Another interview with Guy Pearce from The Sunday Morning Herald
Guy Pearce has given a glimpse of what to expect from The Rover, the futuristic film he finished shooting with Robert Pattinson in outback South Australia last month.
Director David Michod’s keenly-anticipated follow-up to Animal Kingdom is “an unusual story” set in a world gone wrong in the near future.
“It’s a military state now, it’s every man for himself a little bit, it’s a very bleak kind of world,” says Pearce, who’s about to reach cinemas as the villain in Iron Man 3.
In The Rover, the Australian star plays the title role, a damaged man named Eric with nothing left to live for. Trying to track down a dangerous gang, he meets a young stranger, Rey (Pattinson), and they forge an uneasy alliance.
“[He’s] somebody he has no interest in,” Pearce says. “He’s purely using him to get where he needs to go. So through this bleak … world, there’s a little connection that’s kind of made, which on some level you might think would be a positive thing for this character.
“But on some level it actually makes things worse for him – to really believe that there’s some sense of love in the world or any sense of humanity or compassion. So it’s a pretty bleak story.”
As filming finished in the small town of Marree, almost 700 kilometres north of Adelaide, Pattinson said he wanted to be part of The Rover because “it was a startlingly original script, and it was one of those parts where you read it and you think, ‘I’d love to do this, but I know I’m never going to get it’.”
To play Rey, the Twilight star was dressed as unkempt and unshaven, with make-up to discolour his teeth.
Pattinson says his character, an American who has come to Australia with his brother (played by Scoot McNairy), is “the kind of person who has been brought up to believe they’re incapable of living independently. Someone has always been looking after him.”
The two central characters, Eric and Rey, have a shifting relationship that Pattinson described as “strange and disturbing.”
It’s a film, expected to be out later this year, that seems to have echoes of the classic post-apocalyptic Australian film Mad Max.
”Not as camp though,” says Pearce, was also in Animal Kingdom.”Mad Max is great, don’t get me wrong. But it’s heightened in a way, whereas this is pretty earnest.”
“Just thought I would share the rest of the story with you all… Well, we all know this picture right? I was visiting Insta-gator in Louisiana last weekend with some fellow twilighters and happened to spot it on the wall. I raced over to it and, although the pic doesn’t show it clearly, the paper above the pic says that the alligator, appropriately named, Hollywood, lives at the ranch and that if you ask the tour guide, you can meet him!!!! I immediately went into stealth mode knocking people over trying to find the guide because anything that touched Rob, I MUST TOUCH! Anyway, finally found the guide, who we had nicknamed Marshmallow Man, because he fed the gators marshmallows and because he was hot, and he acted like he didn’t know what I was talking about, all braun, no brains, I guess.
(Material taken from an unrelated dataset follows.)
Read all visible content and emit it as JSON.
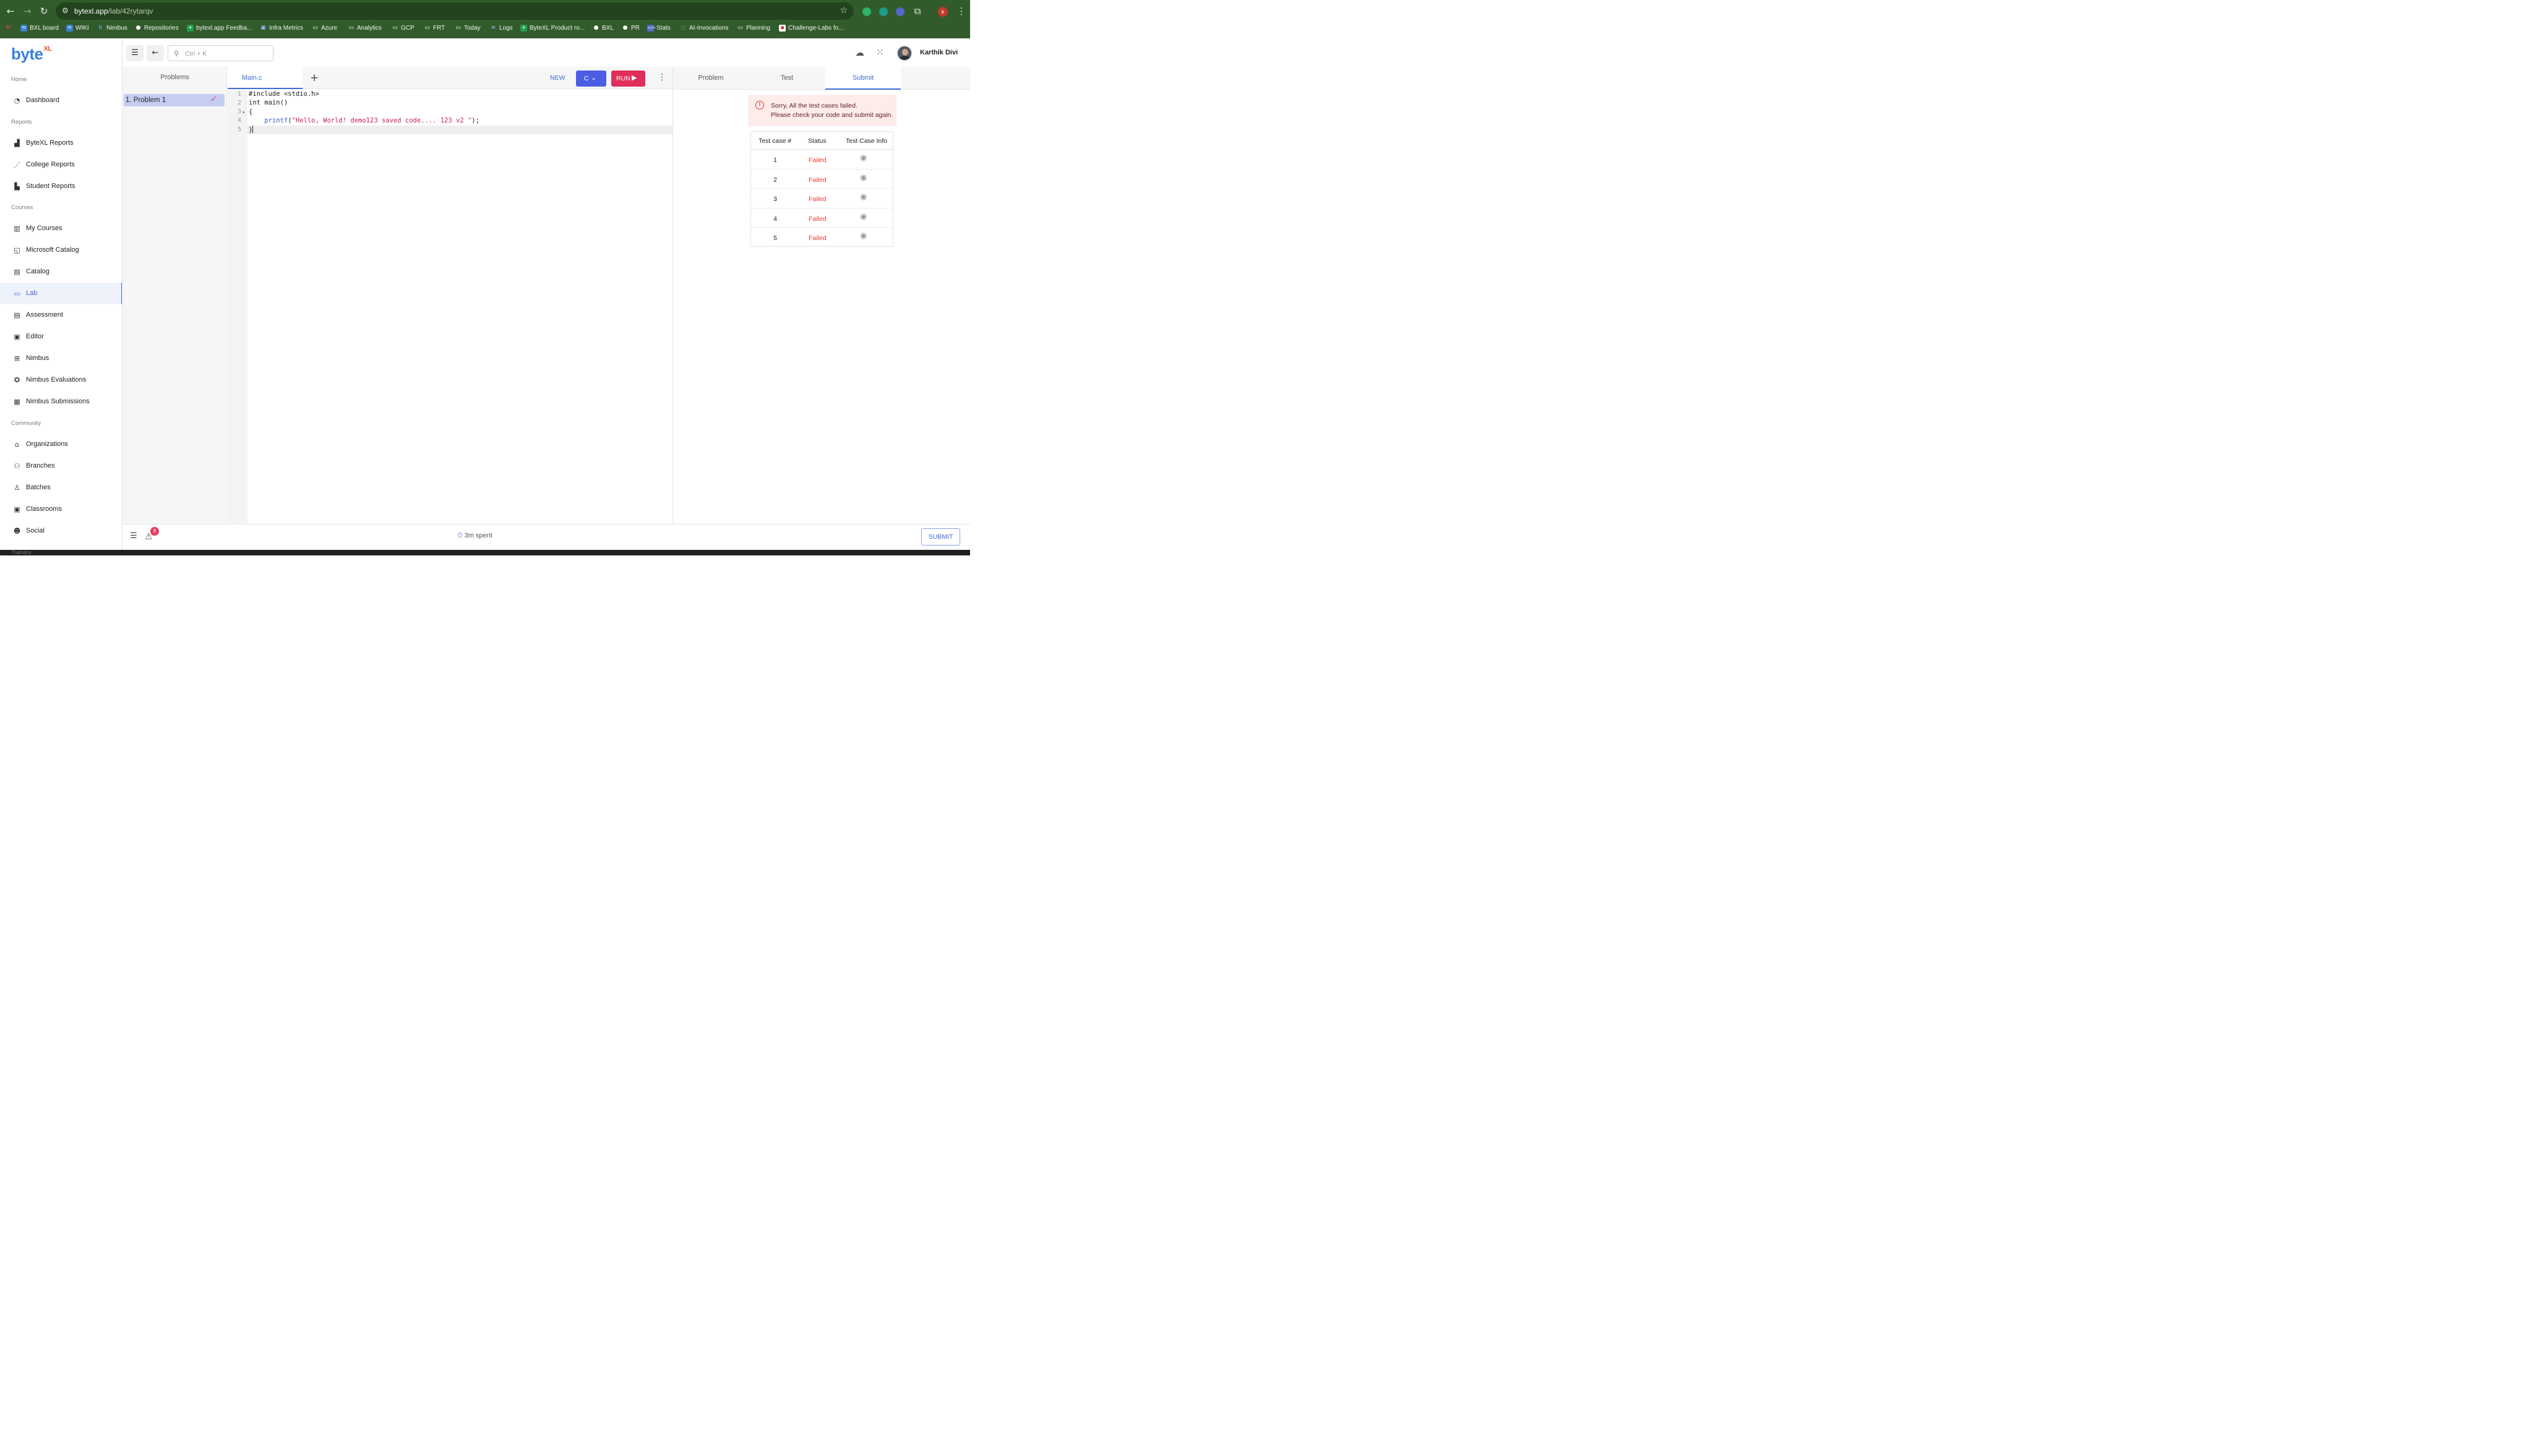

He told us to go ask the short, red-headed guy. So I did, and do you know what he told me? He said, “Hollywood’s not here anymore. Rob paid to have him released back into the wild. It’s the only time we’ve ever done that.” Needless to say, tears started to form, not because I didn’t get to meet the gator, but because our Rob is that sweet! I cried and love him even more if that’s possible! And that my friends, is the rest of the story.”
Eric Maddox posted this picture on his Facebook page
I begin to ask Meyer if she feels responsible for the barely imaginable level of scrutiny the actors have had to endure, but I get only as far as “Do you feel…”
“…guilt?” she interrupts. “Absolutely. Here’s the thing: there are some actors who are looking to be world famous, to be that household name, and although they might discover that there are a lot of negative things involved in that, it’s what they want. But that doesn’t apply to Kristen and Rob. That’s what makes it kind of ironic and tragic.”
Seeing that I’m taken aback by her choice of words, Meyer clarifies: “I just don’t think they enjoy the parts [of fame] that other people would. And I totally get that, because it would not be my thing either. At the same time – and this is where the guilt comes from – it’s created this nice, peaceful place for me. They took all of my heat, which I feel bad about. If they had the choice, I’ve no idea if they’d even do Twilight again. I just don’t know. I think this has all come at a heavy price.”
Meyer adds that she hasn’t seen either of them since the last Breaking Dawn premiere, and missed their company deeply on the set of The Host. Nevertheless, she hasn’t yet felt inspired to seek out any of Pattinson’s own writing, which includes a screen adaptation of the Martin Amis novel Money– about as far removed from Twilight as it is possible to get. “No, I haven’t read his script,” she admits, sheepishly, looking surprised that I know of its existence. “I’d be interested… and a little scared.”